If you’ve ever had a swab stuck deep into your nose, you know how uncomfortable it can be. It might tickle your throat or make you gag. Worst of all for health care workers, the early COVID-19 testing procedure made patients “really cough and hack and sneeze.”
Aric Coffman, CEO of The Everett Clinic, an OptumCare medical group on the front line in Washington state, explains how his team realized the original testing process could possibly increase the spread of COVID-19 … and what they did about it.
Watch the video below to see how The Everett Clinic helped conduct rapid research when it mattered most.
Here’s what you need to know about The Everett Clinic’s response to the COVID-19 outbreak:

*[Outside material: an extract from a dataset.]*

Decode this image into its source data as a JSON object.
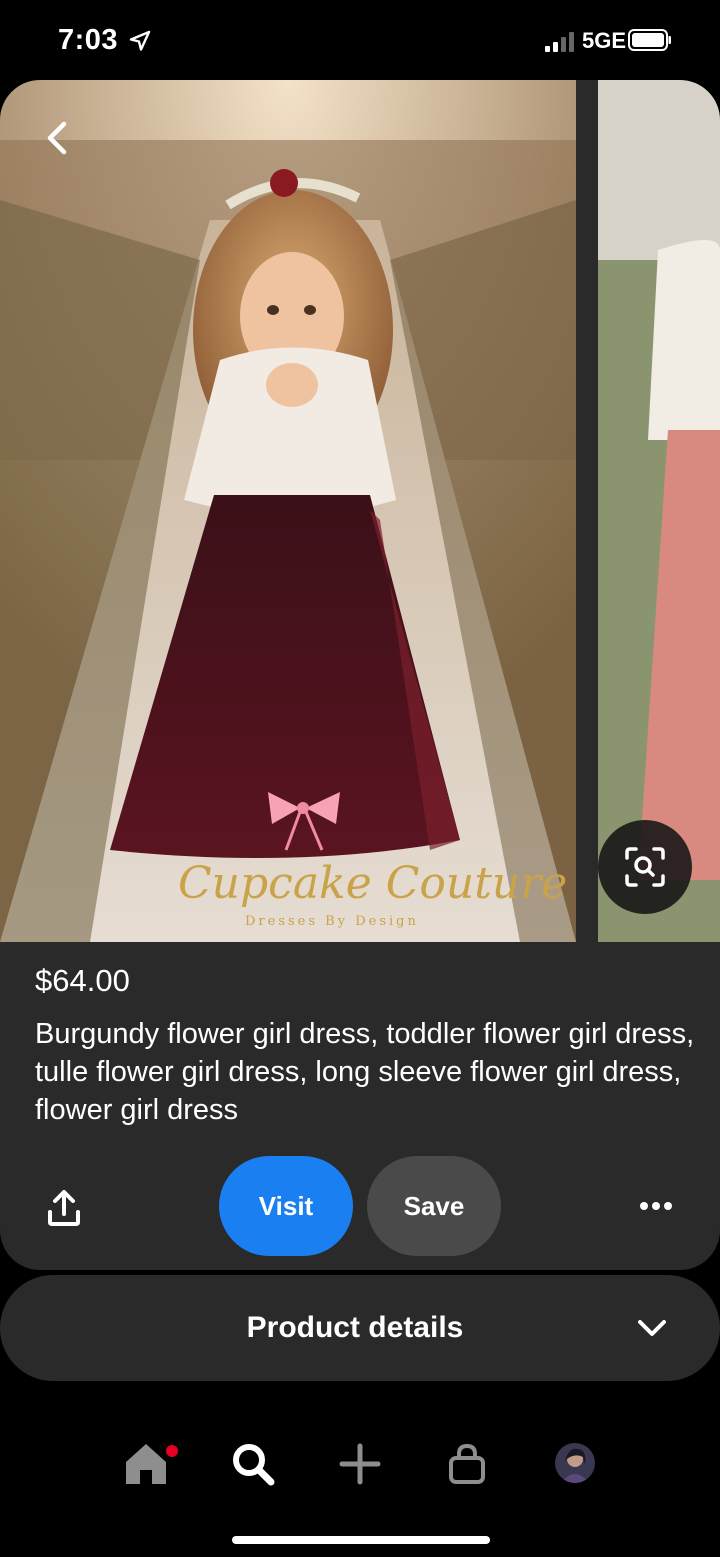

- The Everett Clinic, part of OptumCare, had its first diagnosed case of COVID-19 in late February.
- At first, staff members sent possible cases to separate doors at each location, but they realized there could be a better way.
- To prevent the spread of the virus, they designated several COVID-19 clinics to exclusively test and treat patients coming in with fever, cough and other signs of respiratory infection.
- The initial testing procedure — a deep nasal swab — made people cough and sneeze, spreading particulates into the air and putting health care workers at risk.
- The Everett Clinic partnered with the Bill & Melinda Gates Foundation and UnitedHealth Group Research and Development to test a less invasive swabbing technique.
- The life-saving research, led by Optum infectious disease expert Dr. Yuan-Po Tu, determined swabs in the middle and outside parts of the nose were just as effective at diagnosing COVID-19 as the uncomfortable deep nasal swabs.
- The research paved the way for drive-thru stations where patients swabbed their own noses.
- The study of roughly 500 patients lasted two weeks and changed the way people are tested all over the United States.